The AAN — a group of fellows that includes association executives, hospital chief executives and researchers, among others who advocate for health care policy and practice — sent the letter to Congress on Feb. 16, which outlined several goals the AAN wanted the proposed commission to work toward.
According to the letter, some of the goals included a universal background check system, a ban on the creation and distribution of assault weapons and support for further training of healthcare professionals to perform health screenings that could prevent firearm casualties.
Dean of the Rory Meyers College of Nursing and President-elect of the AAN Eileen Sullivan-Marx said in a press release that NYU Meyers was proud to sign the letter.
“It reaffirms the vision that we hold closely here at the college: to advance health for all people where they live, play, learn and work,” Sullivan-Marx said in the press release. “And a critical element of realizing a healthier society is making it safer for everyone.”
In her statement, she encouraged nursing students to be engaged in discussions on gun laws and gun safety.
“As we’ve seen from the brave and inspiring high schoolers out of Parkland, you are never too young to affect the kind of fundamental change you wish to see in the world,” Sullivan-Marx said.
Meyers sophomore Tiffany Yong didn’t hear about the letter until recently but said she believes it was reasonable and she supports it. Yong was surprised to see that one of the seven challenges the proposed commission would address is strengthening laws against people considered high-risk trying to purchse firearms or those who have been convicted of domestic violence or stalking to obtain guns, as she felt it was painfully obvious that this sort of regulation is necessary.
“I’m, in general, a strong supporter of gun control, and I do believe that with even the slightest increase in gun control these acts of terrorism and violence that have happened lately or will happen in the future will definitely decrease,” Yong said. “I don’t think they will stop entirely because even with stricter laws on firearms, there will still be tons of guns in circulation in this country. So I guess, for right now it’s best to just take preventative measures, and this National Commission sounds like a good start.”
Yong was also proud to know that the nursing school had signed the letter.
“I’m in the nursing field because I think that the least I can do is spread health and vitality to those who need it, and knowing that I am part of an institution that is making a difference in the betterment of our society is quite encouraging and inspiring.”

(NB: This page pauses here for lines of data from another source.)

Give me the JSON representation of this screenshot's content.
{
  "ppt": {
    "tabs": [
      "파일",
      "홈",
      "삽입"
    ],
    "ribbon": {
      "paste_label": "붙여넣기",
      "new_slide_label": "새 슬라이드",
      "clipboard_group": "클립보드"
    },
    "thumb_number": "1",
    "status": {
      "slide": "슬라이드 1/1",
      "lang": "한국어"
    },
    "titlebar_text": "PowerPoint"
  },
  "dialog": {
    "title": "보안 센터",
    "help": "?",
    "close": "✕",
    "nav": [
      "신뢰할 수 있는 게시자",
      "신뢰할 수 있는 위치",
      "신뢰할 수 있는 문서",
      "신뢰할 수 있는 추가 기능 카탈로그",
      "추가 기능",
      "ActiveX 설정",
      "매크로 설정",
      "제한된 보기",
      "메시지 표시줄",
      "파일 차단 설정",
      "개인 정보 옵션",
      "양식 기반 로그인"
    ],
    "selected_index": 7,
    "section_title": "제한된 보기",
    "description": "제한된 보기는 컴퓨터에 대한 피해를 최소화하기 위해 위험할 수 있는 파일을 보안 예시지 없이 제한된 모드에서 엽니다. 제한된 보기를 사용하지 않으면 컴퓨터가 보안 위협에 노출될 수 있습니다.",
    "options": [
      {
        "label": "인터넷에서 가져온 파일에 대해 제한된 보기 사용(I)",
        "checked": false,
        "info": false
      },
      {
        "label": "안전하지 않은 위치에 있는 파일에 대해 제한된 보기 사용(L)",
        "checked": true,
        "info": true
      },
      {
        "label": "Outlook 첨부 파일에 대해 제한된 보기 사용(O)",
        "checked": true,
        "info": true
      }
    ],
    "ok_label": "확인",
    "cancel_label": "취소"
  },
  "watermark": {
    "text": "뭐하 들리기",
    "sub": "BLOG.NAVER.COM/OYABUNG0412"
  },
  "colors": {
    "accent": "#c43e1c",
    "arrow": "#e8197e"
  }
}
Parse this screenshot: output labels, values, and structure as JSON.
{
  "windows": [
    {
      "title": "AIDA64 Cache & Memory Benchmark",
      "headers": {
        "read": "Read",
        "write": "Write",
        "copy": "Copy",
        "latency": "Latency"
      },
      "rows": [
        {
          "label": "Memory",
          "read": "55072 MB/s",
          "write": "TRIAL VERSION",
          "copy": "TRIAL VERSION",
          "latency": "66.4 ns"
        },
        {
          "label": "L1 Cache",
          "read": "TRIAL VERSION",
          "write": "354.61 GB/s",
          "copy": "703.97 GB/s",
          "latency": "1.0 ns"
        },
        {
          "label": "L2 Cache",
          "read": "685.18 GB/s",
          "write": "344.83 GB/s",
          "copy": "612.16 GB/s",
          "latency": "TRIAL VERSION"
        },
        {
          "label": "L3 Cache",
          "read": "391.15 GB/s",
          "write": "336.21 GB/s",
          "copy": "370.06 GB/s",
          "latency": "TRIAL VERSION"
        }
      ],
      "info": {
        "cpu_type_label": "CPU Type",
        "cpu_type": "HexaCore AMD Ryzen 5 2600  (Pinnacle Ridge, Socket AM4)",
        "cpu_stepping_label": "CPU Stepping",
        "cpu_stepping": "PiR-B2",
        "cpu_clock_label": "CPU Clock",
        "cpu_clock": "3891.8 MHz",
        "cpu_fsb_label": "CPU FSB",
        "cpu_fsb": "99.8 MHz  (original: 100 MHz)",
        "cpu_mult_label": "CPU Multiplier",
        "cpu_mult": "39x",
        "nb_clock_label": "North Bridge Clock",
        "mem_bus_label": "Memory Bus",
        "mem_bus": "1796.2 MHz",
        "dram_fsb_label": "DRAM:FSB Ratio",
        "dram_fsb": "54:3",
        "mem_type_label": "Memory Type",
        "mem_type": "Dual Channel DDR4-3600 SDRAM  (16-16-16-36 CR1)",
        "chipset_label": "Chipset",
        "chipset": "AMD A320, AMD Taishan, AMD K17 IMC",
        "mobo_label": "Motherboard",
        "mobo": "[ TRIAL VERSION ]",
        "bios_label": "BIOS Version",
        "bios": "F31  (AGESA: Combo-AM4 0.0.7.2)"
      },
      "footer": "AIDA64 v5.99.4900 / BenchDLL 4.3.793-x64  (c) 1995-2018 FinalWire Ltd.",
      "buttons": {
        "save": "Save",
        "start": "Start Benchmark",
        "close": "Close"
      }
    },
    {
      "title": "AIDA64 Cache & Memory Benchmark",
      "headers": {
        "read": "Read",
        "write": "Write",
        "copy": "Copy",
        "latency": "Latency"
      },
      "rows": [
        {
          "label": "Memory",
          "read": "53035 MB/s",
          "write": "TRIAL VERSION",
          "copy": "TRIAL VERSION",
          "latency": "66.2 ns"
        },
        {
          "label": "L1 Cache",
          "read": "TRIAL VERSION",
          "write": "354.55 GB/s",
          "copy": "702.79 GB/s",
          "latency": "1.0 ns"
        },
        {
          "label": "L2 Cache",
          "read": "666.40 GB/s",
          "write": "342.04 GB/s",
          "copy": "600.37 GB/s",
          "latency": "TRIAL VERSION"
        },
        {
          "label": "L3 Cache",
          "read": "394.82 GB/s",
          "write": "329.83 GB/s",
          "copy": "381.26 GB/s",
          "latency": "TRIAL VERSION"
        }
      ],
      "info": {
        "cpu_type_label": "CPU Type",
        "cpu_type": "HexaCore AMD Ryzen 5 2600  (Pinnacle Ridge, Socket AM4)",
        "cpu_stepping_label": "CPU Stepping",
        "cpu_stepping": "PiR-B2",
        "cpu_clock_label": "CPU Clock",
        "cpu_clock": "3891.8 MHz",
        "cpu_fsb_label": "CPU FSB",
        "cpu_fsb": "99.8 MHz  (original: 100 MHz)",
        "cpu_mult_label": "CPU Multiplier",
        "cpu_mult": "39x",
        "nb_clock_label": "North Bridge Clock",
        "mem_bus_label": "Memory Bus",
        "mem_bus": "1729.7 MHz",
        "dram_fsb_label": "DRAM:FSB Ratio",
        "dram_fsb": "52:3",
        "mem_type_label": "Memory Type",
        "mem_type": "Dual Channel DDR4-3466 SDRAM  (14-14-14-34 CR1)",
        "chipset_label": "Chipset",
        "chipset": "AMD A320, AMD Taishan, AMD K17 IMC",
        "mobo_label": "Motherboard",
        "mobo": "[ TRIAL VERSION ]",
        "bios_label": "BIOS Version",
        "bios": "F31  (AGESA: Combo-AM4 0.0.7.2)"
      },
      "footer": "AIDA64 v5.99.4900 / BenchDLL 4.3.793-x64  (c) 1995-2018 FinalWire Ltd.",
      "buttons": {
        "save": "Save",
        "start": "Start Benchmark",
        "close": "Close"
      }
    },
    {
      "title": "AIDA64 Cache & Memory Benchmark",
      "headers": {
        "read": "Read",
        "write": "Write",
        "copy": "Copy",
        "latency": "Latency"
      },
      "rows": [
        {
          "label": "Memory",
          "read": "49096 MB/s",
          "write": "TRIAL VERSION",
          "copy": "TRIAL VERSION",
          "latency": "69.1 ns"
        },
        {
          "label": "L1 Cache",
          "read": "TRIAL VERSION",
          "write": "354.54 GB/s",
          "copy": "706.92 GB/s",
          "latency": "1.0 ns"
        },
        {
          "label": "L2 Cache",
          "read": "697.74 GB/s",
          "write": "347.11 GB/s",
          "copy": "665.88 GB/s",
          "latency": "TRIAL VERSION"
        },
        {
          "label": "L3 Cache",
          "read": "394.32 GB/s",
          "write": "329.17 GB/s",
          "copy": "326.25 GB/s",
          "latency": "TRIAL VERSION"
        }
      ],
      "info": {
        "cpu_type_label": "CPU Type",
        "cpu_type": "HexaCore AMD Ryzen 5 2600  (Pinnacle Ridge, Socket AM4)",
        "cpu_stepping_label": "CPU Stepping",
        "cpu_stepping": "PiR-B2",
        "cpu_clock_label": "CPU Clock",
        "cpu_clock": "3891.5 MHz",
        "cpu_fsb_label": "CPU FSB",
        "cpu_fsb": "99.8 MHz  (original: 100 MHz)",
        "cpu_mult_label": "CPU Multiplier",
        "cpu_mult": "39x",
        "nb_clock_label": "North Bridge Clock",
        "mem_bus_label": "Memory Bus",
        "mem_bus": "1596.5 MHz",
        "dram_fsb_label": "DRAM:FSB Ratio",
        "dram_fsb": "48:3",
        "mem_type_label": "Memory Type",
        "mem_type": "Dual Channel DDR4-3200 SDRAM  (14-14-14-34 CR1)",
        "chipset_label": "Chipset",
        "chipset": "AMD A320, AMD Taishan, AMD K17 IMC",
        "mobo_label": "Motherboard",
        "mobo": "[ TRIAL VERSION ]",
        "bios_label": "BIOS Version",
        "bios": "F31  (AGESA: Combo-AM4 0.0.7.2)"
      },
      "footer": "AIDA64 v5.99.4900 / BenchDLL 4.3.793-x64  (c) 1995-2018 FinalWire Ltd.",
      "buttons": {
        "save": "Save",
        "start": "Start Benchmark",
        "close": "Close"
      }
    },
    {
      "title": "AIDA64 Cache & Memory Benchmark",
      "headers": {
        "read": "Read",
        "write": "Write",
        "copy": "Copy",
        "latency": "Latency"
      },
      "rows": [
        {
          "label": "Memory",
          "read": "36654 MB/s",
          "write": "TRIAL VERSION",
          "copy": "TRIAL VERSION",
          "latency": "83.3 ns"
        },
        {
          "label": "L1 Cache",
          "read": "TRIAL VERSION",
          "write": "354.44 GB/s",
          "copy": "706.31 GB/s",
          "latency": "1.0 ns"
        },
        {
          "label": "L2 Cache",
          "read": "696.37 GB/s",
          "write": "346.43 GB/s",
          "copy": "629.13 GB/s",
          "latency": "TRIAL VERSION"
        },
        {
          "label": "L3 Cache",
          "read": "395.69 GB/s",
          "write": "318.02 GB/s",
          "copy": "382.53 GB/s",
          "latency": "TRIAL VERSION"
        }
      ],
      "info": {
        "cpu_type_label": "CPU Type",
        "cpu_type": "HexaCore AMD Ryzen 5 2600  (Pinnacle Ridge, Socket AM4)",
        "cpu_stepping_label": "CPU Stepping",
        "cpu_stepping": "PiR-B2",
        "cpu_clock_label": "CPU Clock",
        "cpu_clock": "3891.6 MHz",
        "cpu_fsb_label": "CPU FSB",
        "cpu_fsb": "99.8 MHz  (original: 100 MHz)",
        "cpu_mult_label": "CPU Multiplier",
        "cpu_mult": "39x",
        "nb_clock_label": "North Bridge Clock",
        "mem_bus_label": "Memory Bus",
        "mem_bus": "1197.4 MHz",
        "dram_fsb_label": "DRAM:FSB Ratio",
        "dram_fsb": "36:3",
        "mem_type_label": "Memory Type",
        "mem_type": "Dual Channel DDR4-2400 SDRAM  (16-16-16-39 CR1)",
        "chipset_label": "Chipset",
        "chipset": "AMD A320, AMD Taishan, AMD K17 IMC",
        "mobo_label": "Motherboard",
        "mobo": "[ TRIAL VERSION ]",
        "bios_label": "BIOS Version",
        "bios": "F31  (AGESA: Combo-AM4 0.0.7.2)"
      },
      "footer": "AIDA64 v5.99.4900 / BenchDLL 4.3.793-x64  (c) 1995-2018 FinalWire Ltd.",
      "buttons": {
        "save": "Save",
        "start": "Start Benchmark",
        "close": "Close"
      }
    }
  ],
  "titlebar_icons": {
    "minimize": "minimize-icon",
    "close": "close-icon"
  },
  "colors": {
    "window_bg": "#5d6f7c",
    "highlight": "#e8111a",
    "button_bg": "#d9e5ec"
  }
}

A version of this article appeared in the Monday, March 5 print edition.
Email Natasha Roy at [email protected]